What else do we learn from this odious "report"?
That some current and former Media Services employees supposedly "randomly sampled" by Human Resources loved their jobs and their bosses, that others hated both. (The vote splits about down the middle, and that's being generous to the naysayers. I took a similarly "random" survey of two former employees and got identical results.)
That one of the bosses, in particular, may have had a short fuse and a hot temper, and was known to use profanity when addressing employees. Such behavior is wrong -- but if that were a summary firing offense, there wouldn't be a half-dozen bosses left in the entire Capitol, and the ghost of Bob Bullock would bring the place down with his bare hands. In any case, such allegations have literally nothing to do with a supposed complaint of "sexual harassment."
That by the standards of this hopelessly Pecksniffian report, when on the Senate floor John Carona called Royce West a "son-of-a-bitch," Carona was de facto guilty of sexual harassment.
And finally, that what was by Senate rules supposed to be a specific investigation of a specific complaint of "sexual harassment" became instead a horridly mismanaged fishing expedition for vague, unspecified crimes and misdemeanors of every imaginary kind, and against which the summarily fired employees were allowed no serious defense and no serious redress. I'd call it a witch hunt, but the witches were found, tried, convicted, and sent into exile before the hunt ever began.
In case you haven't guessed by now, Katherine Staat, Barbara Schlief, and Shelley Smith are all gay women (Schlief and Smith are partners), although people at the Capitol who know them well -- and I am not among those -- say they are not particularly "out" in their professional lives. But Senate management apparently heard the words "sexual harassment" and "lesbian" together, panicked like terrified schoolchildren, and fired three people -- in the final analysis -- because they were gay women who had been accused of something that the administration found unspeakable. Colleagues who had known these three women closely on a daily basis for many years suddenly and officially treated them as moral pariahs.
According to my reading of this report -- upon which Lt. Gov. Ratliff says he relied -- that is what I believe.
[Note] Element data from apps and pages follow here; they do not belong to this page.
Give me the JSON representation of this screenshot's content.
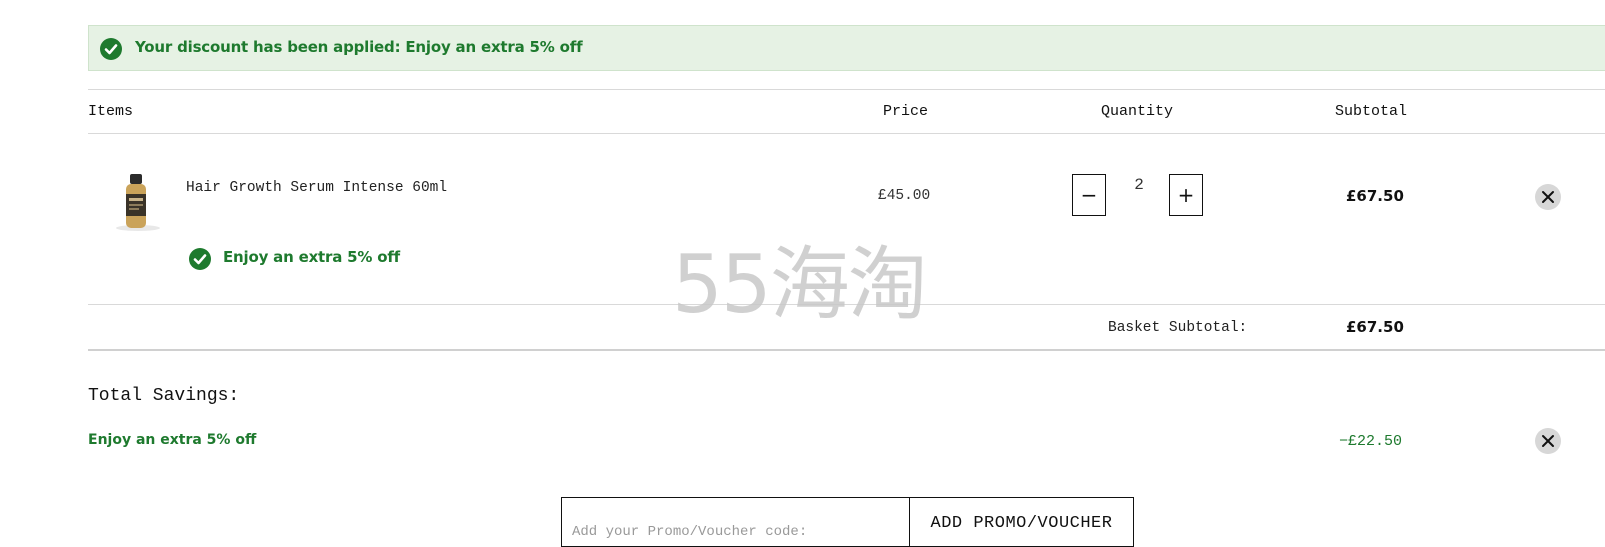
{
  "banner": {
    "message": "Your discount has been applied: Enjoy an extra 5% off"
  },
  "table": {
    "headers": {
      "items": "Items",
      "price": "Price",
      "quantity": "Quantity",
      "subtotal": "Subtotal"
    }
  },
  "item": {
    "name": "Hair Growth Serum Intense 60ml",
    "promo": "Enjoy an extra 5% off",
    "price": "£45.00",
    "quantity": "2",
    "decrement_label": "−",
    "increment_label": "+",
    "subtotal": "£67.50"
  },
  "basket": {
    "label": "Basket Subtotal:",
    "value": "£67.50"
  },
  "savings": {
    "title": "Total Savings:",
    "name": "Enjoy an extra 5% off",
    "amount": "−£22.50"
  },
  "promo": {
    "placeholder": "Add your Promo/Voucher code:",
    "button_label": "ADD PROMO/VOUCHER"
  },
  "watermark": "55海淘",
  "colors": {
    "success_green": "#1e7a2e",
    "banner_bg": "#e6f2e4",
    "remove_bg": "#d7d7d7"
  },
  "icons": {
    "check": "check-circle-icon",
    "remove": "close-icon"
  }
}
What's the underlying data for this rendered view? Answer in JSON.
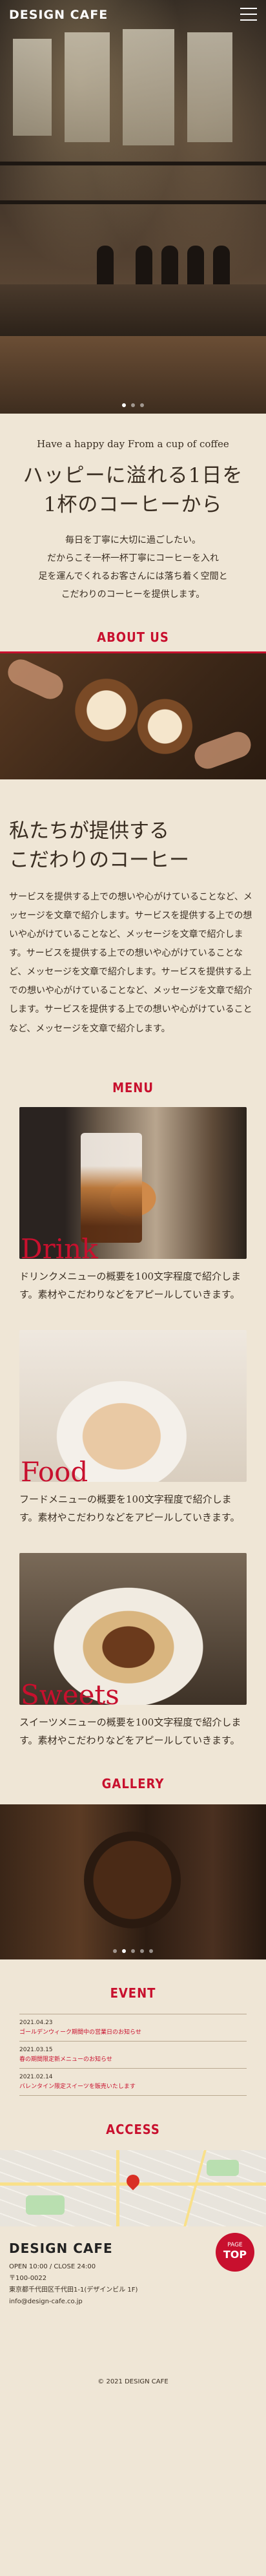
{
  "header": {
    "logo": "DESIGN CAFE"
  },
  "hero": {
    "slides": 3,
    "active": 0
  },
  "catch": {
    "sub": "Have a happy day From a cup of coffee",
    "title_line1": "ハッピーに溢れる1日を",
    "title_line2": "1杯のコーヒーから",
    "lines": [
      "毎日を丁寧に大切に過ごしたい。",
      "だからこそ一杯一杯丁寧にコーヒーを入れ",
      "足を運んでくれるお客さんには落ち着く空間と",
      "こだわりのコーヒーを提供します。"
    ]
  },
  "about": {
    "title": "ABOUT US",
    "heading_line1": "私たちが提供する",
    "heading_line2": "こだわりのコーヒー",
    "body": "サービスを提供する上での想いや心がけていることなど、メッセージを文章で紹介します。サービスを提供する上での想いや心がけていることなど、メッセージを文章で紹介します。サービスを提供する上での想いや心がけていることなど、メッセージを文章で紹介します。サービスを提供する上での想いや心がけていることなど、メッセージを文章で紹介します。サービスを提供する上での想いや心がけていることなど、メッセージを文章で紹介します。"
  },
  "menu": {
    "title": "MENU",
    "items": [
      {
        "name": "Drink",
        "desc": "ドリンクメニューの概要を100文字程度で紹介します。素材やこだわりなどをアピールしていきます。"
      },
      {
        "name": "Food",
        "desc": "フードメニューの概要を100文字程度で紹介します。素材やこだわりなどをアピールしていきます。"
      },
      {
        "name": "Sweets",
        "desc": "スイーツメニューの概要を100文字程度で紹介します。素材やこだわりなどをアピールしていきます。"
      }
    ]
  },
  "gallery": {
    "title": "GALLERY",
    "slides": 5,
    "active": 1
  },
  "event": {
    "title": "EVENT",
    "rows": [
      {
        "date": "2021.04.23",
        "text": "ゴールデンウィーク期間中の営業日のお知らせ"
      },
      {
        "date": "2021.03.15",
        "text": "春の期間限定新メニューのお知らせ"
      },
      {
        "date": "2021.02.14",
        "text": "バレンタイン限定スイーツを販売いたします"
      }
    ]
  },
  "access": {
    "title": "ACCESS"
  },
  "footer": {
    "logo": "DESIGN CAFE",
    "hours": "OPEN 10:00 / CLOSE 24:00",
    "zip": "〒100-0022",
    "address": "東京都千代田区千代田1-1(デザインビル 1F)",
    "mail": "info@design-cafe.co.jp",
    "pagetop_small": "PAGE",
    "pagetop_big": "TOP",
    "copyright": "© 2021 DESIGN CAFE"
  },
  "colors": {
    "accent": "#c8102e",
    "background": "#efe6d6",
    "text": "#3a2e22"
  }
}
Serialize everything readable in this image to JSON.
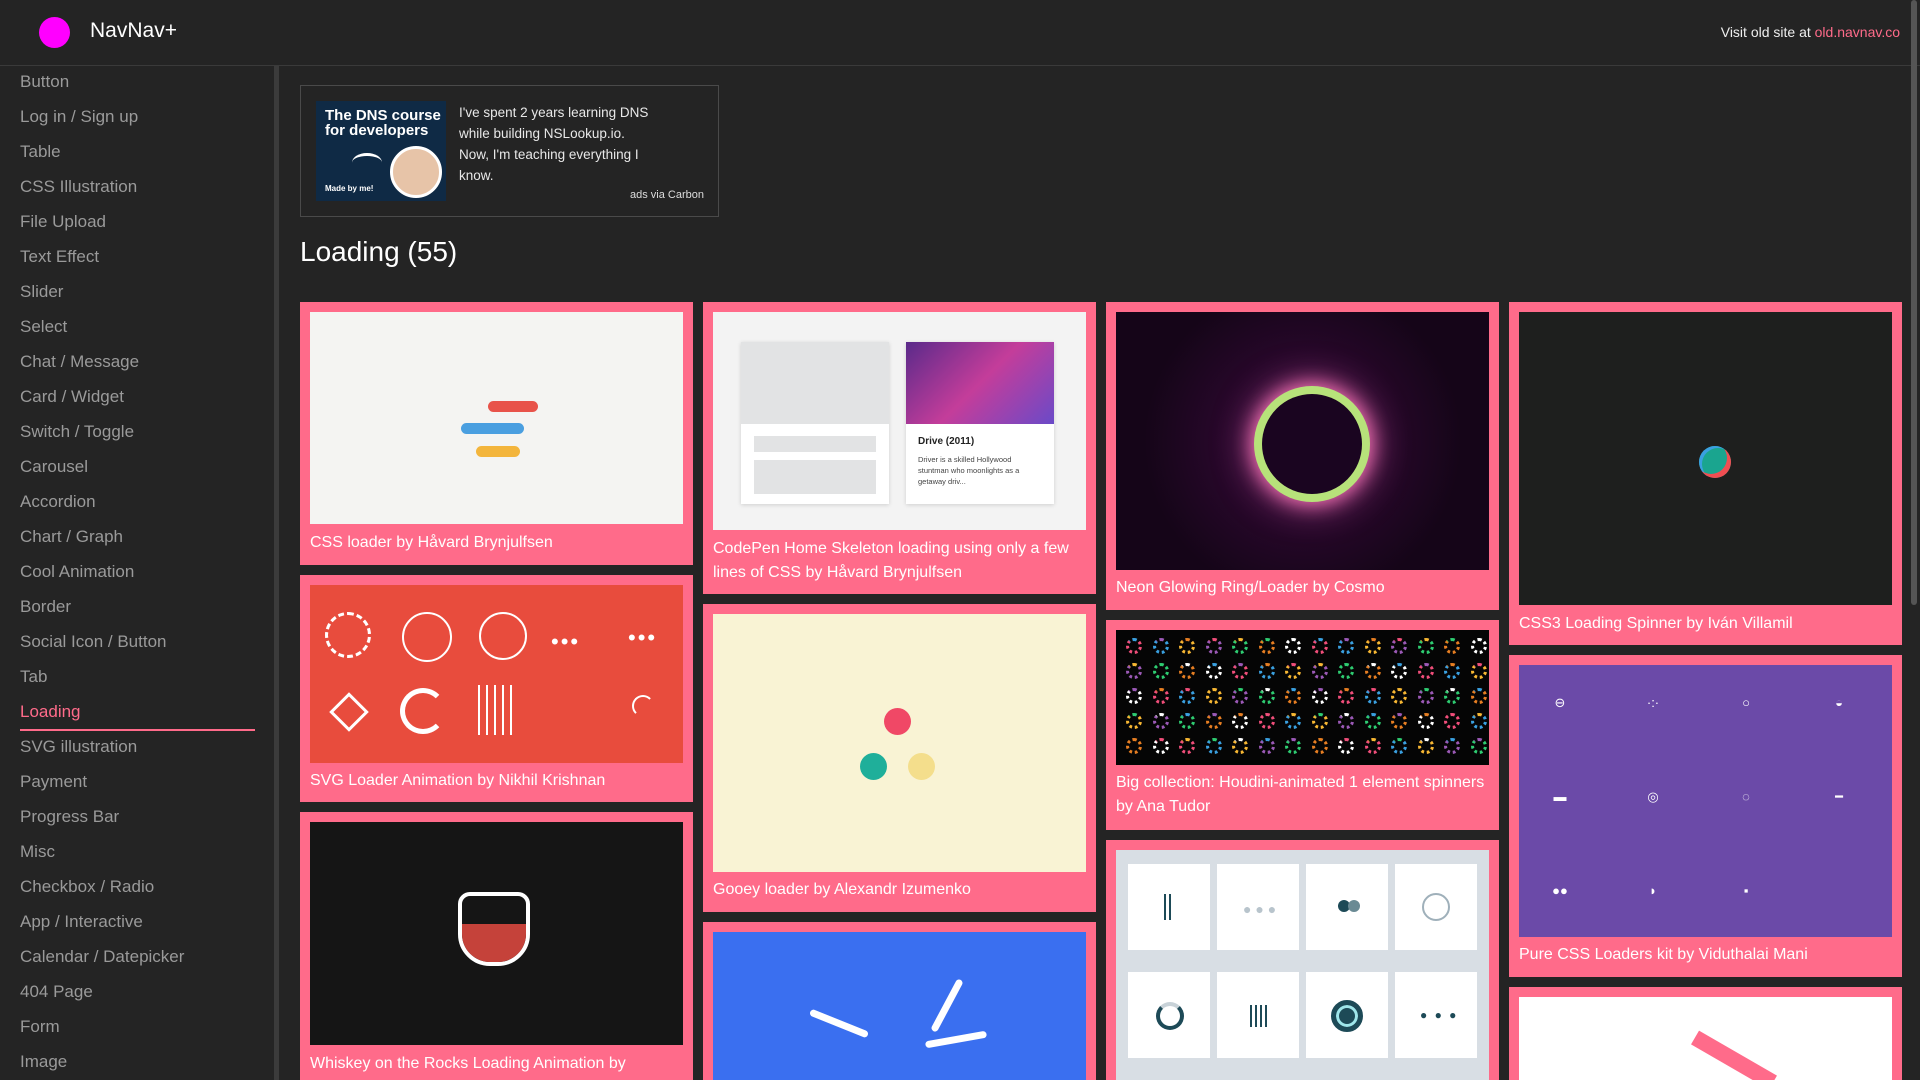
{
  "header": {
    "brand": "NavNav+",
    "old_site_prefix": "Visit old site at ",
    "old_site_link": "old.navnav.co"
  },
  "sidebar": {
    "items": [
      "Button",
      "Log in / Sign up",
      "Table",
      "CSS Illustration",
      "File Upload",
      "Text Effect",
      "Slider",
      "Select",
      "Chat / Message",
      "Card / Widget",
      "Switch / Toggle",
      "Carousel",
      "Accordion",
      "Chart / Graph",
      "Cool Animation",
      "Border",
      "Social Icon / Button",
      "Tab",
      "Loading",
      "SVG illustration",
      "Payment",
      "Progress Bar",
      "Misc",
      "Checkbox / Radio",
      "App / Interactive",
      "Calendar / Datepicker",
      "404 Page",
      "Form",
      "Image"
    ],
    "active": "Loading"
  },
  "ad": {
    "image_title": "The DNS course for developers",
    "image_tag": "Made by me!",
    "text": "I've spent 2 years learning DNS while building NSLookup.io. Now, I'm teaching everything I know.",
    "via": "ads via Carbon"
  },
  "section": {
    "title": "Loading (55)"
  },
  "cards": {
    "c1": "CSS loader by Håvard Brynjulfsen",
    "c2": "SVG Loader Animation by Nikhil Krishnan",
    "c3": "Whiskey on the Rocks Loading Animation by",
    "c4": "CodePen Home Skeleton loading using only a few lines of CSS by Håvard Brynjulfsen",
    "c4_movie_title": "Drive (2011)",
    "c4_movie_desc": "Driver is a skilled Hollywood stuntman who moonlights as a getaway driv...",
    "c5": "Gooey loader by Alexandr Izumenko",
    "c7": "Neon Glowing Ring/Loader by Cosmo",
    "c8": "Big collection: Houdini-animated 1 element spinners by Ana Tudor",
    "c10": "CSS3 Loading Spinner by Iván Villamil",
    "c11": "Pure CSS Loaders kit by Viduthalai Mani"
  },
  "colors": {
    "accent": "#ff6b8a",
    "background": "#242424",
    "logo": "#ff00ff"
  }
}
In firing these three people, Lt. Gov. Ratliff, Sen. Cain, and Sec. Spaw -- whom I believe to be honorable people who have made a horrible mistake -- are in the process of destroying the careers of three excellent Senate employees, for no credible reason.
And I dearly hope that the Capitol press corps -- which thus far (with the honorable exception of W. Gardner Selby of the San Antonio Express-News) has not spoken -- will act on behalf of three people who by all accounts have served those reporters with distinction for many years, and that they will use their craft to try to reverse, or at least expose, this egregious injustice.